▸ Your objective
Among the entries below, how many lines contain the string "properties"? Only the number is wanted.

▸ Supplied records

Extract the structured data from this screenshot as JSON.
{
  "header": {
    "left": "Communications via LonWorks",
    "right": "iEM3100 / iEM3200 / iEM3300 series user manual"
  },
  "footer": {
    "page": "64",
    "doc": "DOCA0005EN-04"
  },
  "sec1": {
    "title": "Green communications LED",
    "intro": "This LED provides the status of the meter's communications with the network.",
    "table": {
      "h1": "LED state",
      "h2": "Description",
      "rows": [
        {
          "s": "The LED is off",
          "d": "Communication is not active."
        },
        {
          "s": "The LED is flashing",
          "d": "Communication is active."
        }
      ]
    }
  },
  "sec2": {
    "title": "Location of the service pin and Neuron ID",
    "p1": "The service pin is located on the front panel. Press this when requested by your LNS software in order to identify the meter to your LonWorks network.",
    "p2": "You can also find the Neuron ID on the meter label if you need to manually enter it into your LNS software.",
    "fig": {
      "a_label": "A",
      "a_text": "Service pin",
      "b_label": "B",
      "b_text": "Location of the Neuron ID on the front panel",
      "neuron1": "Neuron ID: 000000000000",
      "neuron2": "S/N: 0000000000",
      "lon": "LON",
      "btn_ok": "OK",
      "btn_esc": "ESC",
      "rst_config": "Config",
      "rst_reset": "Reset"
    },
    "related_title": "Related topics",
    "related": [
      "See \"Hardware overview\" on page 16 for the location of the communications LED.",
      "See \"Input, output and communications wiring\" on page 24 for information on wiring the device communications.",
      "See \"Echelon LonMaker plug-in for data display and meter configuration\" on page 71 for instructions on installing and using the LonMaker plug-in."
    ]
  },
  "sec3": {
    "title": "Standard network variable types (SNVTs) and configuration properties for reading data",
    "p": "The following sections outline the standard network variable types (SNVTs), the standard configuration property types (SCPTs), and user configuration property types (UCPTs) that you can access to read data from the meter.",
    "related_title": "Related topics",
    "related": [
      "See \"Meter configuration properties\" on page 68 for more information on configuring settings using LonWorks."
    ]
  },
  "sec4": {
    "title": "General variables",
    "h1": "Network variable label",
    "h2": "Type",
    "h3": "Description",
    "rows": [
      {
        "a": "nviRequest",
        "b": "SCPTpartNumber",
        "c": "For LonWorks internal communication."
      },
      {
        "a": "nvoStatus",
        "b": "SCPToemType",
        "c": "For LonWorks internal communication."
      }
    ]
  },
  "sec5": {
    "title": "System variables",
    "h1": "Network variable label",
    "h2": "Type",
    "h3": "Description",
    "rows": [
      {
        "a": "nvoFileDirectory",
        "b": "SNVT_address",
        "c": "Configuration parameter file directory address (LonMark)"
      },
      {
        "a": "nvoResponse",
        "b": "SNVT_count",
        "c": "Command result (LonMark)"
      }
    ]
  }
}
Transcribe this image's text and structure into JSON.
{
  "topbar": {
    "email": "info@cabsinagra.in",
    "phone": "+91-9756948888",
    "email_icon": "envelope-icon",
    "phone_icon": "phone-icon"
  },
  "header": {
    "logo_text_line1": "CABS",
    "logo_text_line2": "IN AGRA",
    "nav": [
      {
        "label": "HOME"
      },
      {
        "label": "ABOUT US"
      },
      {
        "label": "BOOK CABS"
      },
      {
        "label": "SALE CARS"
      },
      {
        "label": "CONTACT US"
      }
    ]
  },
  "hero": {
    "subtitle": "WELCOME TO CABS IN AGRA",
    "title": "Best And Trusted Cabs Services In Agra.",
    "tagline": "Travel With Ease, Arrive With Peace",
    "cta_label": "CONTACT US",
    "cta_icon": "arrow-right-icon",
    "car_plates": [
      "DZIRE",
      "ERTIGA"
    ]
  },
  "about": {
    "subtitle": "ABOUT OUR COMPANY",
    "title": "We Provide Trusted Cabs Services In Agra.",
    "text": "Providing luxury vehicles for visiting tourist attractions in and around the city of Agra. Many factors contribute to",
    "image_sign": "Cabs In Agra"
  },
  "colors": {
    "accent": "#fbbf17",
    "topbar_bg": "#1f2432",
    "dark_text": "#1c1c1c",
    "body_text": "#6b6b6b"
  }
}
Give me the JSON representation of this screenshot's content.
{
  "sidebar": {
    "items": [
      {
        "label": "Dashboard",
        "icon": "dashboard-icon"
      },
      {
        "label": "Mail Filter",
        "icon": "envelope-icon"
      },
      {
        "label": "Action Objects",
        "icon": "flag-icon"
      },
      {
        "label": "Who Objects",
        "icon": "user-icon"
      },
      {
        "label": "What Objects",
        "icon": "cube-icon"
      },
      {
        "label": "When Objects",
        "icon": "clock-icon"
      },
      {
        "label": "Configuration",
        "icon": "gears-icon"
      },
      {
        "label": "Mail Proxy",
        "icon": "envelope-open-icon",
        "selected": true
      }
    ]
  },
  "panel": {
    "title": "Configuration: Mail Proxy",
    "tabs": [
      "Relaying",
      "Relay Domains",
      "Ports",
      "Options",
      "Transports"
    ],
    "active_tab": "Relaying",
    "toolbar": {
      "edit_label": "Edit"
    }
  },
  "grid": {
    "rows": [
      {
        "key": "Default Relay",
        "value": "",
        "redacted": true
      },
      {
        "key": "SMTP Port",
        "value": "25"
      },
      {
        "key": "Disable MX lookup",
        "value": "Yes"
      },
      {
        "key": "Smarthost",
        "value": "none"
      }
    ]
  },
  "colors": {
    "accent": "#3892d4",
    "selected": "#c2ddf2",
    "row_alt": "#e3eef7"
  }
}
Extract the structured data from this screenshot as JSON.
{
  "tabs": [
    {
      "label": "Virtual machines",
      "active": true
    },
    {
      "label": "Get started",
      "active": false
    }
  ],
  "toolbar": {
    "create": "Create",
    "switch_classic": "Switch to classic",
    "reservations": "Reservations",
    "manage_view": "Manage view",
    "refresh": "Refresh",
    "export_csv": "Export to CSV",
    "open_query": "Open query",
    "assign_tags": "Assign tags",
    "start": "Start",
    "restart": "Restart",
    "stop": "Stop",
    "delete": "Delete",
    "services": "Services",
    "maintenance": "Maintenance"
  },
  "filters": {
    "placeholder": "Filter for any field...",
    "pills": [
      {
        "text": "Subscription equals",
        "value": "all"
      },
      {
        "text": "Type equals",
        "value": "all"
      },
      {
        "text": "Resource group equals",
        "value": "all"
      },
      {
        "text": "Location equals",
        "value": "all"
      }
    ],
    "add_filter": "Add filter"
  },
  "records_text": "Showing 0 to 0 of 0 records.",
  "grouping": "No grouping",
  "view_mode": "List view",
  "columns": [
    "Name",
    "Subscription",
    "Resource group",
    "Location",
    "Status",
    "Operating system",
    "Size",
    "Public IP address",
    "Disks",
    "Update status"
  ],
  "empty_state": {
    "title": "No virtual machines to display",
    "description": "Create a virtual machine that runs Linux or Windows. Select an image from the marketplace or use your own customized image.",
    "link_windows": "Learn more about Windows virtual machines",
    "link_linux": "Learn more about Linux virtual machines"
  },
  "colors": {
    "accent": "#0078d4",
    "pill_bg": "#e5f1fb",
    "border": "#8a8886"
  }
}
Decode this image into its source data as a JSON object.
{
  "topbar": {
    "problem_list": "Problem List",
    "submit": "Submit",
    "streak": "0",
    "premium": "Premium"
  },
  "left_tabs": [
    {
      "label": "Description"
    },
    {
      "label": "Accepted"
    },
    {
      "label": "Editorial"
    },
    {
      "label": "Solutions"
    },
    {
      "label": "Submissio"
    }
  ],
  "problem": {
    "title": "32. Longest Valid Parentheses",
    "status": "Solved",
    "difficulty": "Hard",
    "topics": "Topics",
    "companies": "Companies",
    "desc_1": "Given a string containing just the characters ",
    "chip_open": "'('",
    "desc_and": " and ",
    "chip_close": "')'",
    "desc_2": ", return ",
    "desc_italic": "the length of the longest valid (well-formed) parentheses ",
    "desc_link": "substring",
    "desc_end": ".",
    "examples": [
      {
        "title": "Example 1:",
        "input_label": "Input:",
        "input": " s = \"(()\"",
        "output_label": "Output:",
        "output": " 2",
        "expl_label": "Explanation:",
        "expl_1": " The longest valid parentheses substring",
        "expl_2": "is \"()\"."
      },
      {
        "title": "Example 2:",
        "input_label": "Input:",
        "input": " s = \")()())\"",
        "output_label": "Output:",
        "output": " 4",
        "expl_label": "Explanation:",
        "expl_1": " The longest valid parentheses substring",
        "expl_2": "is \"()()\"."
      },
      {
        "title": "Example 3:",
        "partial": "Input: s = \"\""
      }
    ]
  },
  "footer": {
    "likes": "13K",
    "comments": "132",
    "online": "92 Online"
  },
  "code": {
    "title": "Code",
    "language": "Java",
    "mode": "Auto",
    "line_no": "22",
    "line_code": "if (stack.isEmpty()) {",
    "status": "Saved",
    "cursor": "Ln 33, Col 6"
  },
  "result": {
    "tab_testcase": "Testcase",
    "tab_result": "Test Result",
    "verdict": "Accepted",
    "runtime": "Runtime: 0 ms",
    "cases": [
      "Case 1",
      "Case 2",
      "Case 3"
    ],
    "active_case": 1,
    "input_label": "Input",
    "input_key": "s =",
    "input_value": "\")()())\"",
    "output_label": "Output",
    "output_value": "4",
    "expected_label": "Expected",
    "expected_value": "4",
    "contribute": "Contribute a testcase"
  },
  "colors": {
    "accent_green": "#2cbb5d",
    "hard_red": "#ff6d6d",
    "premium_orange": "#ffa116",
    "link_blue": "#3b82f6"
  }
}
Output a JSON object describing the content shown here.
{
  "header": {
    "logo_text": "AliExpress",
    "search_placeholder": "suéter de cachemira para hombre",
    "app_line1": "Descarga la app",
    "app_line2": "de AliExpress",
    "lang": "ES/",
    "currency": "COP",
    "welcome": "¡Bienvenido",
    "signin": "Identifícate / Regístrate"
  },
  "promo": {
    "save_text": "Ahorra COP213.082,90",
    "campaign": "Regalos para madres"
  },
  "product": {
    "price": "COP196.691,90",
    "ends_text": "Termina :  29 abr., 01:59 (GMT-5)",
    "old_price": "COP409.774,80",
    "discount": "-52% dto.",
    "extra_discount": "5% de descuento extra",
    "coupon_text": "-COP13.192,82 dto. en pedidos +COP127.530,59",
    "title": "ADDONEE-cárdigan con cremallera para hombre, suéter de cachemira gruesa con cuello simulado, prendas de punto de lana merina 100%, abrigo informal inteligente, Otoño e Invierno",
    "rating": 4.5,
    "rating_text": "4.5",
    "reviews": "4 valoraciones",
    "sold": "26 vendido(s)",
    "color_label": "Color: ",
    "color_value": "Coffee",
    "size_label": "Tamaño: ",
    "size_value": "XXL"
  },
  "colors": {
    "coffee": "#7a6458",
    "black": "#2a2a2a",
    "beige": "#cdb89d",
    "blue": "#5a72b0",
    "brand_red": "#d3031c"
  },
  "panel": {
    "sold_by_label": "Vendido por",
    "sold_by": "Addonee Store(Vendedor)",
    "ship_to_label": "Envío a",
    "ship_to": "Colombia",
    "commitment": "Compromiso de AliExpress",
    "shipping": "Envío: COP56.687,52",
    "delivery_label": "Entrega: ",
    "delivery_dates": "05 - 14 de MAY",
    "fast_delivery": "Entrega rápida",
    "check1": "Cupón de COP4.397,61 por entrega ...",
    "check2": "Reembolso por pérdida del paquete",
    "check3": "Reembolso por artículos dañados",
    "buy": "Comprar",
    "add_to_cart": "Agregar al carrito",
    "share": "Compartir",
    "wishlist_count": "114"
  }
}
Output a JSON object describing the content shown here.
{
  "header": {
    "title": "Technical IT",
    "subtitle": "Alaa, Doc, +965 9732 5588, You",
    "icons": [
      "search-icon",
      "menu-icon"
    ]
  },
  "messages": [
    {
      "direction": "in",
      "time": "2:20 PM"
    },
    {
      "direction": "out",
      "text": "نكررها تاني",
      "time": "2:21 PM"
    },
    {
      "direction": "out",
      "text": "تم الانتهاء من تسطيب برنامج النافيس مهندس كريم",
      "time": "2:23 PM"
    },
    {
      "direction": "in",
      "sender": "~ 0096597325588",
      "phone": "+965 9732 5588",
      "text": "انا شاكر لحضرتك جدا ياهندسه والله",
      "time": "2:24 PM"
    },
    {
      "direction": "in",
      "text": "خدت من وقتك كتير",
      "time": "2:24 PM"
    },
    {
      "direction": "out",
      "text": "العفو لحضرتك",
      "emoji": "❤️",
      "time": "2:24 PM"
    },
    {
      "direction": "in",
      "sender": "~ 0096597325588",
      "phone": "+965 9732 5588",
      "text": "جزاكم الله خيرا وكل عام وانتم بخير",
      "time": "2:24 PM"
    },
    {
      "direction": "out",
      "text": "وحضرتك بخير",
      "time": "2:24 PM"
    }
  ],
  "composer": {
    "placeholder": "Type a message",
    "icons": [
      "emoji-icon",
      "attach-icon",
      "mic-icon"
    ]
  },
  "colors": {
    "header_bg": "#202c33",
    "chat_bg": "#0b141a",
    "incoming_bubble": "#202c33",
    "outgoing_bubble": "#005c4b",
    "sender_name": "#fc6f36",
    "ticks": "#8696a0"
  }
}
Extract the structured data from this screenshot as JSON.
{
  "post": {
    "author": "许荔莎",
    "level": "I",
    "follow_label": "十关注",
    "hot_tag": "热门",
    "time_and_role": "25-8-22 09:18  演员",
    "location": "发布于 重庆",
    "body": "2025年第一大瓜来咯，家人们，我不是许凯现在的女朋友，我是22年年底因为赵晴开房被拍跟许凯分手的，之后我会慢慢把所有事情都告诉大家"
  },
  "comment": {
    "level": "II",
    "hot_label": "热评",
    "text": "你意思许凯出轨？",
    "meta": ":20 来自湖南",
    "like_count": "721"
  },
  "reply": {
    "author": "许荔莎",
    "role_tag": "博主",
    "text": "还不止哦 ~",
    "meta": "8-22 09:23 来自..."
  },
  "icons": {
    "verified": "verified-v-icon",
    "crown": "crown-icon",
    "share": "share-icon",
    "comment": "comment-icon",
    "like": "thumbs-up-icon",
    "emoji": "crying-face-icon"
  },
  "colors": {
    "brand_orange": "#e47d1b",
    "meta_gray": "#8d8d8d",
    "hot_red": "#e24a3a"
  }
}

▸ Answer section
2